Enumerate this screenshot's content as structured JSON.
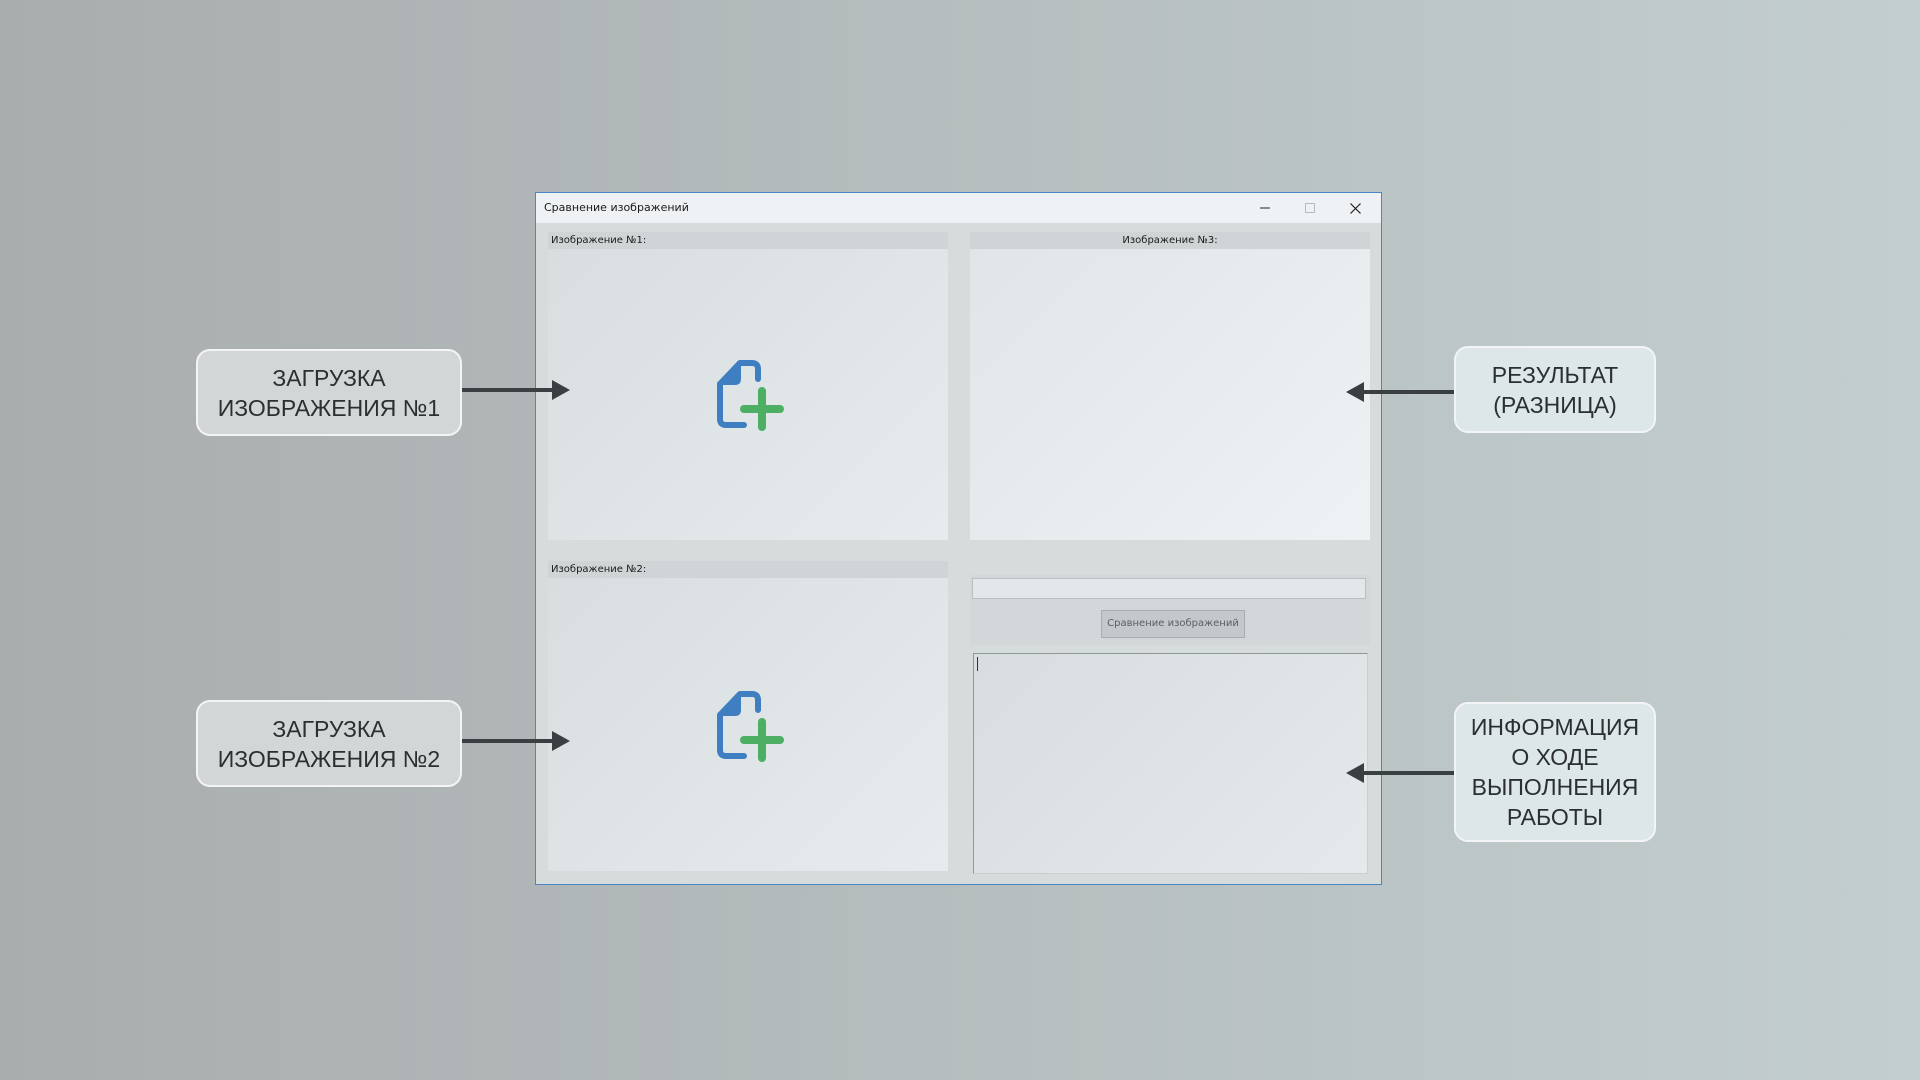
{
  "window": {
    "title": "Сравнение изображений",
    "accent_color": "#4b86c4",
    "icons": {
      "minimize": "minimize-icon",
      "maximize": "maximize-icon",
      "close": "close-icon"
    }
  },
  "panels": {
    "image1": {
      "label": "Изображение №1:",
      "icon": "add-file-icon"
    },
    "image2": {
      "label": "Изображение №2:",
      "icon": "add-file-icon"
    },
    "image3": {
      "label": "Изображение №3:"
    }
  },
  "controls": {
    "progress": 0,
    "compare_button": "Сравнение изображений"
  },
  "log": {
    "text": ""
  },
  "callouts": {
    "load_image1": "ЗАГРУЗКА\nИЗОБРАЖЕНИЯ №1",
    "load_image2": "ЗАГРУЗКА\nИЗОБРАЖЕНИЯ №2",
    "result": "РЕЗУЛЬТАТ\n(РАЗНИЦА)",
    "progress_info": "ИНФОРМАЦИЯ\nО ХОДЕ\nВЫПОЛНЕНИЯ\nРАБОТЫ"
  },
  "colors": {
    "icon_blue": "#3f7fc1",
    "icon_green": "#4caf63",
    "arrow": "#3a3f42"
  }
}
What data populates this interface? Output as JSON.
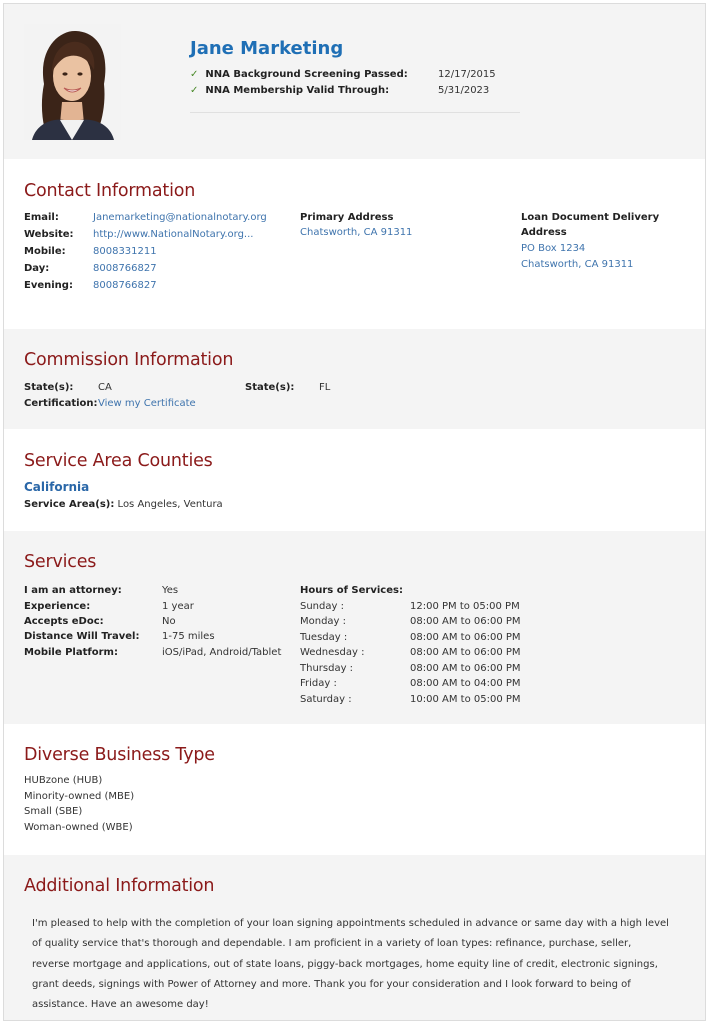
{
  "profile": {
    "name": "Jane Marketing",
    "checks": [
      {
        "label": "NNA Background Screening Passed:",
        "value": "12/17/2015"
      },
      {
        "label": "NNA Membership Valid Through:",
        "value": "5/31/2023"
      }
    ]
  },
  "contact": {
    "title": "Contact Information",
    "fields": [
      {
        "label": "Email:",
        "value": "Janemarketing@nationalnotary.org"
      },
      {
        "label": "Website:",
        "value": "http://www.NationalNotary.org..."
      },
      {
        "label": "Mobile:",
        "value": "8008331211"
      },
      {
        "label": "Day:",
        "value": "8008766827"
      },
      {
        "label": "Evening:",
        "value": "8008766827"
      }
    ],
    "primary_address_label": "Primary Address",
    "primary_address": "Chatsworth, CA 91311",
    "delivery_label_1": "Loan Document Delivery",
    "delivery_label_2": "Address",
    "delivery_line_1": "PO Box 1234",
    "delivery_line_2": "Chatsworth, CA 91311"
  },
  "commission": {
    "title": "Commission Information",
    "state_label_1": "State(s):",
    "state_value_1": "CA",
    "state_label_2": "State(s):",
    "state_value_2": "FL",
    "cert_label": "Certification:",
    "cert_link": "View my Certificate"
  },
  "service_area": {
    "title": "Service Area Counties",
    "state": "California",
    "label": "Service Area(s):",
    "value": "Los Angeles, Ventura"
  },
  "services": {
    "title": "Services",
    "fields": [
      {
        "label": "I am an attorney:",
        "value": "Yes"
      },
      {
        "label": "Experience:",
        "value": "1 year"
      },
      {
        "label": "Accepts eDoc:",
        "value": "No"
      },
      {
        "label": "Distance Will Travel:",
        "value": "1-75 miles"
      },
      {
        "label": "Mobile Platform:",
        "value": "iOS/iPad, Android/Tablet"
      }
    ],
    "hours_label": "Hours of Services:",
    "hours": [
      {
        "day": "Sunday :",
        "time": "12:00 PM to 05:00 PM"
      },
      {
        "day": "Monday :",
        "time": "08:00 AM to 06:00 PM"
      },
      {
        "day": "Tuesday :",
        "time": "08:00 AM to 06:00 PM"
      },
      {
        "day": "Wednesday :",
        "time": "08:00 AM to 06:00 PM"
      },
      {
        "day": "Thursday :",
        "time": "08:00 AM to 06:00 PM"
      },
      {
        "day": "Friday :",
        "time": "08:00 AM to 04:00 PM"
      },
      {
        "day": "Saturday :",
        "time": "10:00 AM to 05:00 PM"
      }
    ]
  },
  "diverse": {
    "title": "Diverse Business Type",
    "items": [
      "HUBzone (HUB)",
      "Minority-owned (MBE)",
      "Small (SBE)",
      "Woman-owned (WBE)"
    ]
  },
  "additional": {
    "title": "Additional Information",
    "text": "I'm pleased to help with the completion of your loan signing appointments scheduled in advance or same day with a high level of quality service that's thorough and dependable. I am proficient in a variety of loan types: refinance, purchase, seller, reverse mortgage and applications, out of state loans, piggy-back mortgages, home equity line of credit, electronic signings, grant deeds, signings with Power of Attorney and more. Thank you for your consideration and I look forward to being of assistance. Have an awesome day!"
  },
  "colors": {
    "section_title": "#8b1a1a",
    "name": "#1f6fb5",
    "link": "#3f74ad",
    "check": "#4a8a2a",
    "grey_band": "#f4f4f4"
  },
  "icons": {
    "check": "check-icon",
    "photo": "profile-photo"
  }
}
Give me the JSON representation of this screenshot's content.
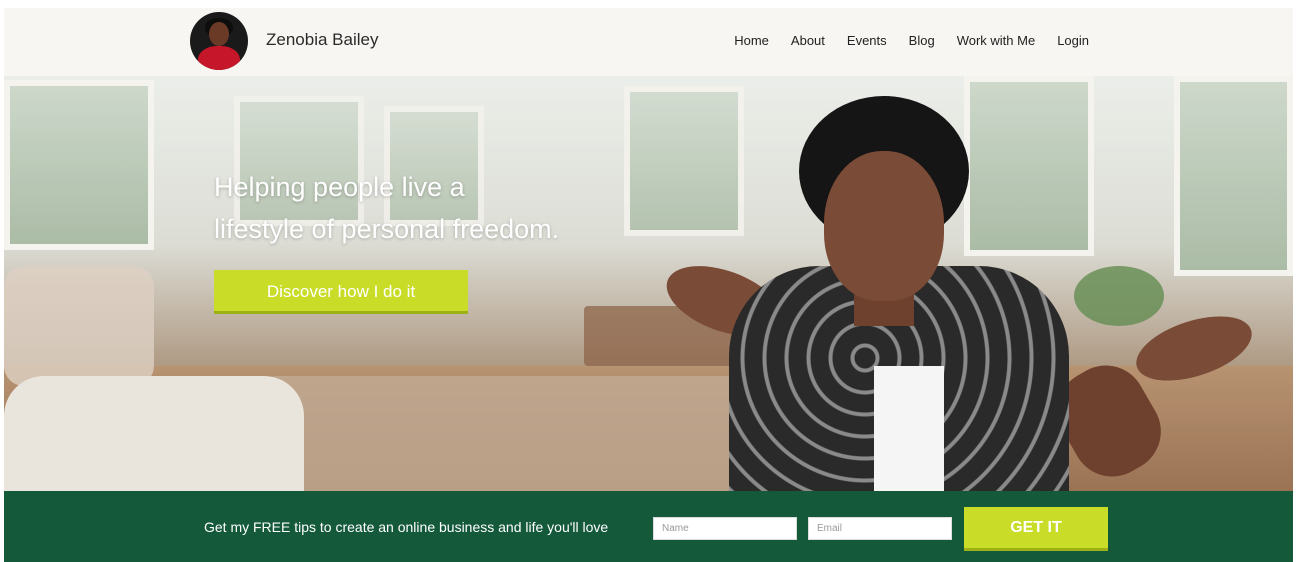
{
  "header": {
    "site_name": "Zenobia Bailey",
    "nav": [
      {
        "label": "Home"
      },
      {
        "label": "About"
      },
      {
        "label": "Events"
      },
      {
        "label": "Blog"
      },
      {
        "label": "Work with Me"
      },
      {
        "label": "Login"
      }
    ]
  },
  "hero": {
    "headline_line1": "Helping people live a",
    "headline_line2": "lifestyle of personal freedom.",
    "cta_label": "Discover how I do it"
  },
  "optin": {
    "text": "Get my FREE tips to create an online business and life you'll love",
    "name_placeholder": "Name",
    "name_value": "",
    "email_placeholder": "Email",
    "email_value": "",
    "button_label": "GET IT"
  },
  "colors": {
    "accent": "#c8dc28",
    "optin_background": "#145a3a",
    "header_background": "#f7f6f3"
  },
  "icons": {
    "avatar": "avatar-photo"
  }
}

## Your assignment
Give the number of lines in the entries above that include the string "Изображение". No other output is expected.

## Solved exercise
3